Buda: It’s a 50/50 joint venture. Which is something that hasn’t been done in years, since the Rocafella era. Grandz and I were the sound smith behind that when it came to creating and designing the sounds for Dave East and Triangle Offense. That’s what led us to be included with the deal.
Grandz: Steve Carless also had a lot to do with it too.
Buda: He’s a Def Jam A&R exec that signed us and Dave East. We knew Steve since about 2006 when he was working with Shyne, and we always managed to keep that relationship with him.
The ‘Maybach Music’ song series from Rick Ross are much celebrated in Hip-Hop. How did you get involved in the upcoming 5th installment?
Buda: Through the courtesy of DJ Sam Sneak and Geda K. Geda K was actually someone who worked with Ross, and he connected the dots with DJ Sam Sneak. From that point, we all started building and creating records for Ross.
Grandz: Yeah, they asked to send beats for Ross so we created a sound that we thought would best fit for him.
Who all is featured on the song? Did Ross already have the guests in mind?
Grandz: So we submitted it with the hook from our artist and writer Katt Rockell. So the hook and idea were pretty much there for it already.
Buda: And then one day Sam Sneak called me, and said “Yo, I might have DeJ Loaf on the record” and I said to myself yeah right. So one day we came down for mixing on the record and DeJ Loaf was on it, with Ross and Katt Rockell.
Grandz: Yeah, Katt Rockell wrote the hook and sung it. It’s definitely a great win for Triangle Offense.
Tell us something about the sound of the song.
Grandz: This song was actually started in London. I had gone to London last year, and I was staying with a friend of mine who is also a co-producer on the song, Beat Butcha. That’s where we started it, and while I was there we just worked on a bunch of ideas—and that’s what started it. It’s just cool to associate the song with the memory of my first time being in London, having so many new experiences, and ultimately creating a Ross record out of it.
Buda: Right, it just makes everything that much better.
Grandz: It was definitely vibes. That day me and Beat Butcha just started playing with sounds and it was history from there. That’s really how we approach all of our music.
Buda: Yeah we don’t really go to the studio with the mindset like we’re going to work for a certain artist.
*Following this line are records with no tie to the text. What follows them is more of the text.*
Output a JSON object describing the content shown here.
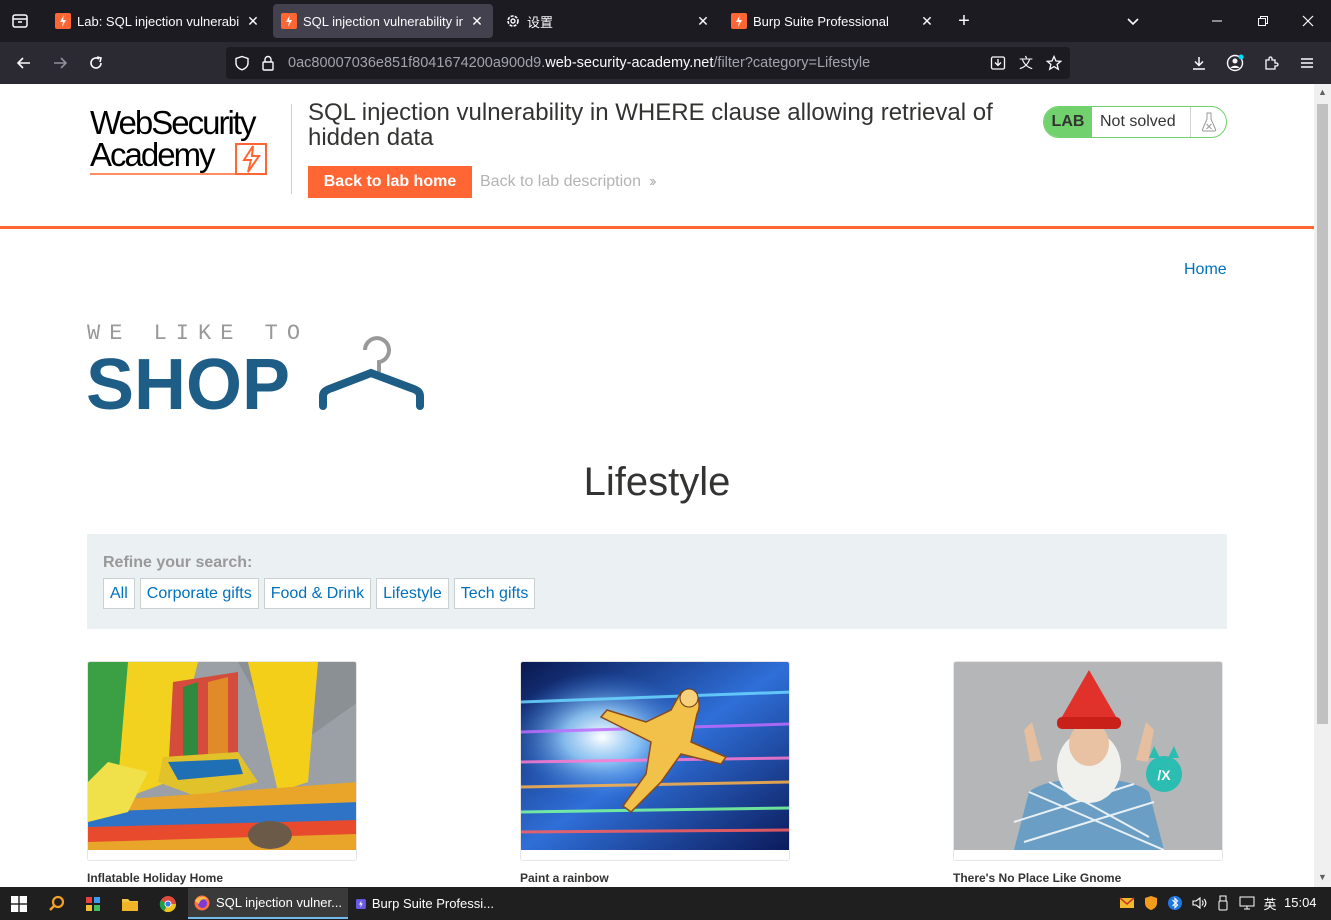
{
  "browser": {
    "tabs": [
      {
        "title": "Lab: SQL injection vulnerabili",
        "active": false
      },
      {
        "title": "SQL injection vulnerability in",
        "active": true
      },
      {
        "title": "设置",
        "active": false
      },
      {
        "title": "Burp Suite Professional",
        "active": false
      }
    ],
    "url_dim": "0ac80007036e851f8041674200a900d9.",
    "url_domain": "web-security-academy.net",
    "url_path": "/filter?category=Lifestyle"
  },
  "lab": {
    "logo_line1": "WebSecurity",
    "logo_line2": "Academy",
    "title": "SQL injection vulnerability in WHERE clause allowing retrieval of hidden data",
    "back_home": "Back to lab home",
    "back_description": "Back to lab description",
    "badge": "LAB",
    "status": "Not solved",
    "accent": "#ff6633",
    "status_color": "#70d16d"
  },
  "shop": {
    "home_link": "Home",
    "logo_top": "WE LIKE TO",
    "logo_bottom": "SHOP",
    "heading": "Lifestyle",
    "refine_label": "Refine your search:",
    "categories": [
      "All",
      "Corporate gifts",
      "Food & Drink",
      "Lifestyle",
      "Tech gifts"
    ],
    "products": [
      {
        "name": "Inflatable Holiday Home"
      },
      {
        "name": "Paint a rainbow"
      },
      {
        "name": "There's No Place Like Gnome"
      }
    ],
    "link_color": "#0071bc"
  },
  "taskbar": {
    "apps": [
      "SQL injection vulner...",
      "Burp Suite Professi..."
    ],
    "ime": "英",
    "time": "15:04"
  }
}
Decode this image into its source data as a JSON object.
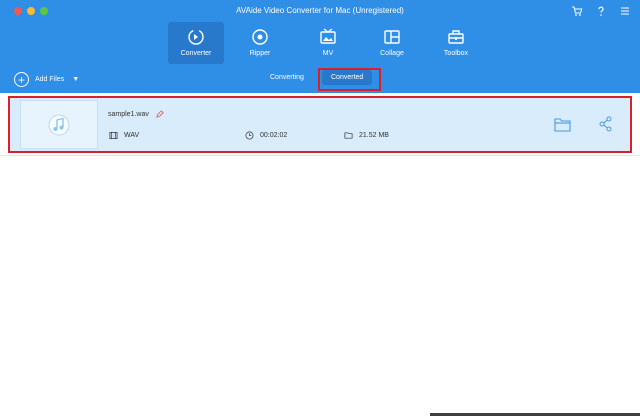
{
  "window": {
    "title": "AVAide Video Converter for Mac (Unregistered)",
    "icons": [
      "cart-icon",
      "help-icon",
      "menu-icon"
    ]
  },
  "nav": {
    "tabs": [
      {
        "label": "Converter",
        "icon": "converter-icon",
        "active": true
      },
      {
        "label": "Ripper",
        "icon": "ripper-icon",
        "active": false
      },
      {
        "label": "MV",
        "icon": "mv-icon",
        "active": false
      },
      {
        "label": "Collage",
        "icon": "collage-icon",
        "active": false
      },
      {
        "label": "Toolbox",
        "icon": "toolbox-icon",
        "active": false
      }
    ]
  },
  "toolbar": {
    "add_files_label": "Add Files",
    "segments": [
      {
        "label": "Converting",
        "active": false
      },
      {
        "label": "Converted",
        "active": true
      }
    ]
  },
  "files": [
    {
      "name": "sample1.wav",
      "format": "WAV",
      "duration": "00:02:02",
      "size": "21.52 MB"
    }
  ],
  "colors": {
    "header": "#2f8ee6",
    "active_tab": "#2879cc",
    "row": "#d8ecfb",
    "highlight": "#d8202d"
  }
}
We just go in and create.
Grandz: We’ll have homework every now and then where we have to do something specifically, but about 99% of the time when it’s just us, we just go with the feeling and work off of whatever we’re feeling at that time.
What other upcoming projects can we look forward to from you two?
Buda: Dave East has an EP coming soon that we’ve been working on, and we’re working on the new Lox album which is dropping sometime in the summer.
Grandz: We’ve also been working on some stuff for Jay Rock from TDE.
Buda: We really try to create for everybody so we have enough music. We try to have as much amo as possible. So the more music we make, the more chances we have with landing it with more artists. We just try to stay prepared for everybody– like a broad spectrum.
Grandz: There may be like a straight week where we’re doing like R&B type tracks. We’ll do a little trap here and there. It’s just like you get into a certain zone and create from there—then you might get pulled somewhere else. But it’s good because it creates variety in your work.
Buda: And there are times when there is music out and it just inspires us to do something that day. Depending what the temperature of music is at the time, it really plays a part in inspiring us to create.